■ Input data ■

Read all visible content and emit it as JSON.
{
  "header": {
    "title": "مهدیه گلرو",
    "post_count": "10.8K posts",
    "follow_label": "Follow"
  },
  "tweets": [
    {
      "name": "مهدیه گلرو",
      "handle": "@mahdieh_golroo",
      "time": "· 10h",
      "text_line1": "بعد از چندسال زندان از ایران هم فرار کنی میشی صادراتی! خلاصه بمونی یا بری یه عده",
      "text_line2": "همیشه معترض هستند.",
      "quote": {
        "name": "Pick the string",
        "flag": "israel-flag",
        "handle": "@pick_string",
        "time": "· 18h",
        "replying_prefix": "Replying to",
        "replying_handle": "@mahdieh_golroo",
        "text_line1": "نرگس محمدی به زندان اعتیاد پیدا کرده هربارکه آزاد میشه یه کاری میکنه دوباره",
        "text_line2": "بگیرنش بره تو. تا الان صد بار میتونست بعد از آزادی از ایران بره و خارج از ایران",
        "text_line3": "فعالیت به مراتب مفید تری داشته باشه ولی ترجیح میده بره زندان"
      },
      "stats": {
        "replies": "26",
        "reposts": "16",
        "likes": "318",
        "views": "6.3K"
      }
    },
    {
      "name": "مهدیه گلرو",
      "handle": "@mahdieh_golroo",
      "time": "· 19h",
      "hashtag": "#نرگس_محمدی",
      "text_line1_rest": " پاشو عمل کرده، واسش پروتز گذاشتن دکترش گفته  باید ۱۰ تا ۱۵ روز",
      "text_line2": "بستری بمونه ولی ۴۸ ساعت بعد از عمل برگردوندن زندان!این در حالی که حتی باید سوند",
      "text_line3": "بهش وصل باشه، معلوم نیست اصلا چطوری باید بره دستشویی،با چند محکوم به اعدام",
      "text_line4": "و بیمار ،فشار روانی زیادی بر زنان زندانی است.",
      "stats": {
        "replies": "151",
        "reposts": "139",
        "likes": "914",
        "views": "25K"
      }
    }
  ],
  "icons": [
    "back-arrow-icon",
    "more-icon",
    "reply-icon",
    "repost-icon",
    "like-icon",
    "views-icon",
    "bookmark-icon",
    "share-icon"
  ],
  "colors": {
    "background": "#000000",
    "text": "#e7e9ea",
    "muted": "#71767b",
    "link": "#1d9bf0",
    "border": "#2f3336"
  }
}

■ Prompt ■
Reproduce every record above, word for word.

■ Solution to this task ■
Read all visible content and emit it as JSON.
{
  "header": {
    "title": "مهدیه گلرو",
    "post_count": "10.8K posts",
    "follow_label": "Follow"
  },
  "tweets": [
    {
      "name": "مهدیه گلرو",
      "handle": "@mahdieh_golroo",
      "time": "· 10h",
      "text_line1": "بعد از چندسال زندان از ایران هم فرار کنی میشی صادراتی! خلاصه بمونی یا بری یه عده",
      "text_line2": "همیشه معترض هستند.",
      "quote": {
        "name": "Pick the string",
        "flag": "israel-flag",
        "handle": "@pick_string",
        "time": "· 18h",
        "replying_prefix": "Replying to",
        "replying_handle": "@mahdieh_golroo",
        "text_line1": "نرگس محمدی به زندان اعتیاد پیدا کرده هربارکه آزاد میشه یه کاری میکنه دوباره",
        "text_line2": "بگیرنش بره تو. تا الان صد بار میتونست بعد از آزادی از ایران بره و خارج از ایران",
        "text_line3": "فعالیت به مراتب مفید تری داشته باشه ولی ترجیح میده بره زندان"
      },
      "stats": {
        "replies": "26",
        "reposts": "16",
        "likes": "318",
        "views": "6.3K"
      }
    },
    {
      "name": "مهدیه گلرو",
      "handle": "@mahdieh_golroo",
      "time": "· 19h",
      "hashtag": "#نرگس_محمدی",
      "text_line1_rest": " پاشو عمل کرده، واسش پروتز گذاشتن دکترش گفته  باید ۱۰ تا ۱۵ روز",
      "text_line2": "بستری بمونه ولی ۴۸ ساعت بعد از عمل برگردوندن زندان!این در حالی که حتی باید سوند",
      "text_line3": "بهش وصل باشه، معلوم نیست اصلا چطوری باید بره دستشویی،با چند محکوم به اعدام",
      "text_line4": "و بیمار ،فشار روانی زیادی بر زنان زندانی است.",
      "stats": {
        "replies": "151",
        "reposts": "139",
        "likes": "914",
        "views": "25K"
      }
    }
  ],
  "icons": [
    "back-arrow-icon",
    "more-icon",
    "reply-icon",
    "repost-icon",
    "like-icon",
    "views-icon",
    "bookmark-icon",
    "share-icon"
  ],
  "colors": {
    "background": "#000000",
    "text": "#e7e9ea",
    "muted": "#71767b",
    "link": "#1d9bf0",
    "border": "#2f3336"
  }
}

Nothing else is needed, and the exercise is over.